Similar to Morey Peak, he structural geology of Fandango is complex due to several types and periods of faulting both prior to and following middle Tertiary volcanism, and also due to the presence of the western and northern margins of two nested cauldrons in the Morey Peak and Fandango study areas. The cauldron margins are marked by high-angle fault contacts between pre-Tertiary rocks and Tertiary volcanic rocks, numerous dikes and small intrusions of rhyolitic to andesitic composition, and the abrupt termination of the tuff of Williams Ridge and Morey Peak. Numerous high-angle faults that generally trend north to northeast or east-west cut the thrust faults and affect both pre-Tertiary and Tertiary rocks. Many of the north- to northeast-trending faults are probably Basin and Range structures formed during late Cenozoic uplift of the Hot Creek Range.


Fandango supports provides important mule deer summer range, habitat for wandering elk, and a substantial number of mountain lions. Bobcats, coyotes, and badger may be seen occasionally throughout this unit.  The lowlands in the western portion the area provide habitat for pronghorn. The steep cliffs and deep canyons provide thermals, up-drafts, and nesting sights for a multitude raptors.

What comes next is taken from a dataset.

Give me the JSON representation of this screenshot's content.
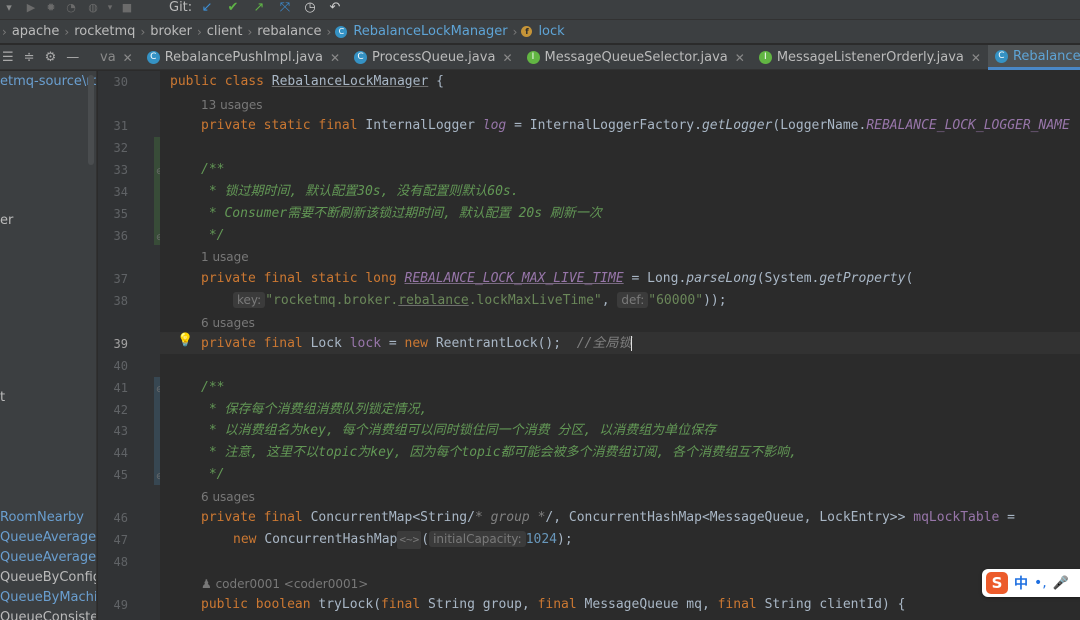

Pinyon and juniper form the most abundant trees of Fandango.  South and southwest facing upper elevation are characterized by dense growth of mountain mahogany.  Aspen appear in cooler canyons and an extensive riparian community follows South Sixmile Creek along the eastern boundary adjacent to the Morey Peak area. Sagebrush forms the dominate understory throughout the area with subalpine vegetation appearing in the meadows of the highest elevations. Springs and seeps throughout the area form small, dispersed riparian area and upper elevation, north and east facing slopes support diverse mountain brush communities.